If you’re driving along IH 35 near Georgetown, Texas, keep a sharp eye out for highway 29. Get out of your hurry mode because there’s a treat in store. Williamson County has some of the richest, blackest farmland this side of….well, maybe it is the richest dirt anywhere. As you drive east on 29, fields of cotton, maize, corn and pecan trees fill your windshield. But, that’s only part of the experience. You are entering the realm of great country bars.
Those city places don’t hold a candle to the coldest beer and juiciest burgers in Texas. So, bring your “thirsty” and let’s go bar hopping.
Circleville Store, a place out of time. “One of the few places in Texas like this”
(located on Hwy 95 south of the juncture of hwy 29)
In 1857, Seneca Brown built Circleville Store. Why, you ask? The railroad, of course. But, then the junction was moved to Taylor and commerce moved with it. Mr. Zimmerhanzel bought the store in 1942 and sold it to Betty and Jimmy Ray, son and daughter-in-law, in 1971.
Jimmy died a few years ago, but Betty still runs the store.
If you need some minnows for fishing
or a cold beer or best of all, a sausage wrap, just pull in somewhere around the store, stroll through those screen doors and someone will give you a warm Texas “howdy.” Members of the community congregate here to swap stories and socialize. Think of it as Facebook the old fashioned way.
If you walk in and the surroundings seem strangely familiar, maybe you saw it in The Wendell Baker Story. But, the store hasn’t gotten uppity about its fame. There is a disheveled ambiance of yesteryear.
Pull up a chair, order some barbeque off the board and listen to some great stories.
Poncho and Lefty’s, home of the Big Kahuna Burger (four pounds of beef and three loaves of bread)
Hare, Texas (located Farm Road 1331 and CO Road 429)
Saturday night is just around the corner and you’re tired of the 3-D movies and restaurants that give you those awful buzzer thingys. There really is something different to do.
Go to Poncho and Lefty’s, but go early because it’s always crowded on Friday and Saturday nights. There’s a band on Saturday night and the music doesn’t stop until around midnight. Don’t even bother to bring your Visa or MasterCard because this is a cash only deal. Unlike the Circleville Store that is open during the day, Poncho and Lefty’s doesn’t get started until 4:30 p.m.
Sandoval Bar and Grill
(located between Hare and Thrall)
You know Sandoval residents have their priorities straight when you hear… “We have a church on one corner and a bar on the other. What more do you need?”
Before cooling off with a cold brew at the Sandoval Bar and Grill, stop off at the Zion Lutheran Church which has served this community for a hundred years. The church is usually open. You might say this isn’t exactly a high crime neighborhood.
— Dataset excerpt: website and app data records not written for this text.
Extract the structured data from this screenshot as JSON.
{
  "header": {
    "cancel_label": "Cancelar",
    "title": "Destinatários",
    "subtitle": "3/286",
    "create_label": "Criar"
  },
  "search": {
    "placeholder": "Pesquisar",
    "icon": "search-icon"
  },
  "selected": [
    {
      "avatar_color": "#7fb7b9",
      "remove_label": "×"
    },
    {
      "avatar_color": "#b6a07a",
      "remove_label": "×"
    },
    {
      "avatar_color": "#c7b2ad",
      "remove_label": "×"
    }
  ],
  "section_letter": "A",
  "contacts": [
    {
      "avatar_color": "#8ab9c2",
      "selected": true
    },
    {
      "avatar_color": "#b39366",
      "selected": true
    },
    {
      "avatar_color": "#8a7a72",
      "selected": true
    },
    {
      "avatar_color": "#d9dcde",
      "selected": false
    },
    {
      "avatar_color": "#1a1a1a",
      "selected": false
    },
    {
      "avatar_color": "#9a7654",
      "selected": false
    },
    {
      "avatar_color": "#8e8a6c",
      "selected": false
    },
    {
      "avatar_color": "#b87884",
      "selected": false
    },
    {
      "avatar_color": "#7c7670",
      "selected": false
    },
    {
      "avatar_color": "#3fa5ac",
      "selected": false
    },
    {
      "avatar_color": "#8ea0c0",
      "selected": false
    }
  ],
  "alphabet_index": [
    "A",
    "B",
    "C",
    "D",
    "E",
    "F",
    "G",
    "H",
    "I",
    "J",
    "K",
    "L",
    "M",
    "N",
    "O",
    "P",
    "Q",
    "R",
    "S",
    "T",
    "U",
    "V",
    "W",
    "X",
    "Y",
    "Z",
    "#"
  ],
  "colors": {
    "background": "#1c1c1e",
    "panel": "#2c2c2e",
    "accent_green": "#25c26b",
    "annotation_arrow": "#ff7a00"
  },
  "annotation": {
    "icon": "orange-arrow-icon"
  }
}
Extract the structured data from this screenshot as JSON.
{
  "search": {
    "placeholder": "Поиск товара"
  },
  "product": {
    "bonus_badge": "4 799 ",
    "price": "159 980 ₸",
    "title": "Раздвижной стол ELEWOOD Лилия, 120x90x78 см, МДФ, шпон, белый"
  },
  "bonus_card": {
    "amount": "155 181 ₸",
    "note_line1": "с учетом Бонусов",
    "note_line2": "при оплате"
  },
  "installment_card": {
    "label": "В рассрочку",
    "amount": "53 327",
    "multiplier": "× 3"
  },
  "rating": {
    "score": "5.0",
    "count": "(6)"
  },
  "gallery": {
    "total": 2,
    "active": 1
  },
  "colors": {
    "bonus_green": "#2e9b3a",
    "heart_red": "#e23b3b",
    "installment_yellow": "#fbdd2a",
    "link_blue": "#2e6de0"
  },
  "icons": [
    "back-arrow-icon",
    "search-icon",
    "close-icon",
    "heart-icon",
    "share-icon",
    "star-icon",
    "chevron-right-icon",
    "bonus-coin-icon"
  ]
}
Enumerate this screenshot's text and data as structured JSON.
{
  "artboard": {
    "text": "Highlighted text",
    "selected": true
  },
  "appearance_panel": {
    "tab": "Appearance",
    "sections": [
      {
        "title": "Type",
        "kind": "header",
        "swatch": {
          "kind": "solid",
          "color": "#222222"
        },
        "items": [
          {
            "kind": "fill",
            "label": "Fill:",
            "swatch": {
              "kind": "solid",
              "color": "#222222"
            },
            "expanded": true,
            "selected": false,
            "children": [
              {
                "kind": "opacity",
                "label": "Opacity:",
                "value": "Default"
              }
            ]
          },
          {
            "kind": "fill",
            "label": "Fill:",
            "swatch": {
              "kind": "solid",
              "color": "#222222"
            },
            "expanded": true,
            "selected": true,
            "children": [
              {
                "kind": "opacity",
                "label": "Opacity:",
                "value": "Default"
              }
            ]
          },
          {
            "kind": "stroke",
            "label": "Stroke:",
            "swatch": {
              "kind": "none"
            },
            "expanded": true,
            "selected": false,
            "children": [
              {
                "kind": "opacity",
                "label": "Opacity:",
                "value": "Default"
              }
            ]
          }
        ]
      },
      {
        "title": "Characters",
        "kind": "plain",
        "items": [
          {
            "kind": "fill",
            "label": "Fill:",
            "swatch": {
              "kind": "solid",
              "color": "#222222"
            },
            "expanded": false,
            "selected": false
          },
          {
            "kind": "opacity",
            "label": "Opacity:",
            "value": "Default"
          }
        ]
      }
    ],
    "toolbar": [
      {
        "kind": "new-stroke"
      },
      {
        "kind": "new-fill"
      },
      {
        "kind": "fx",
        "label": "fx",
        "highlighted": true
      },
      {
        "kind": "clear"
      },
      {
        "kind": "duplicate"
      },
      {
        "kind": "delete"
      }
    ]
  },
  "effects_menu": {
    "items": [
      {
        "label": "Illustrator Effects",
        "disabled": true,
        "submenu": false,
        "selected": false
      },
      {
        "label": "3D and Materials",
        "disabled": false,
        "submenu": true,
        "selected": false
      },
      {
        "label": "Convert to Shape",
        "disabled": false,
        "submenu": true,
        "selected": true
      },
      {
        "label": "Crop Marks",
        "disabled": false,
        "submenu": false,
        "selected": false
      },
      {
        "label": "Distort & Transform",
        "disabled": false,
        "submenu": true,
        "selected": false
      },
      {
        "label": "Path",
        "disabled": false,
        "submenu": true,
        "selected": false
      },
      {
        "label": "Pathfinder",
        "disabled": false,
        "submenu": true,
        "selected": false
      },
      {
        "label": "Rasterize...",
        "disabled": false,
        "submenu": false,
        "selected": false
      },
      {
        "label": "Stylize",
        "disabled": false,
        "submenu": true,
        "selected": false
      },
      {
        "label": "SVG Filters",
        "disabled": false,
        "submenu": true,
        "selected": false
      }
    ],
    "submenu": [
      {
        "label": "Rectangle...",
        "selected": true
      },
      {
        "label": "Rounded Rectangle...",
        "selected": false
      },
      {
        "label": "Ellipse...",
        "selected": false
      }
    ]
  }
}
Just step in and admire the beautiful interior.
The graveyard outside tells the history of the unthinkable sadness of a child’s grave or the death of an entire family in an accident.
Well worth a meander among the stones.
Just around the corner is Tony Carrillo’s 100 years old Sandoval Bar and Grill. Tony has owned the building for 30 years. His son, Joe and girlfriend have rebuilt the kitchen to serve burgers and fries and plan to have live bands on the weekends. Joe explained that Sandoval is on the bar circuit. People like the slower pace and the unencumbered friendliness. The bar is open from noon to midnight.
Old Times Bar and Grill: “This place feels so comfortable”
(Rice’s Crossing at intersection of farm road 973 and 1660)
Marcy Mokry, proprietor of Old Times Bar and Grill, was telling me the bar’s history. She pointed to the bench against the wall opposite the counter, “When mama brought me home from the hospital, she put me right there on that bench. I’ve been here ever since.” Her great grand parents, Francis and Joe Janosec, started the bar in 1939. In 1942, when a busload of soldiers from Camp Swift arrived prior to shipping off to fight in World War II, Francis killed some chickens in the back yard, fried chicken for the troops and from that day forward “grill” was added to the business.
When Francis had a stroke in 1980, Marcy and her mother, Georgy McCurry, took over the bar. Running the bar probably wasn’t what Marcy had in mind for her life, but she quickly admits that she has met a lot of famous people (Willie Nelson, Dolly Pardon, Burt Reynolds and Meg Ryan) who have relaxed at her tables and eaten her famous burgers. Before Marcy expanded the kitchen a few years back, it was small and hot as a furnace. She knows her burgers are some of the best anywhere.
If you have a hankerin’ for that comfortable feeling, stop by and meet Marcy. Open Wednesday – Friday 11:00- 9:00 p.m. Saturday 11:00 – 3:00 p.m.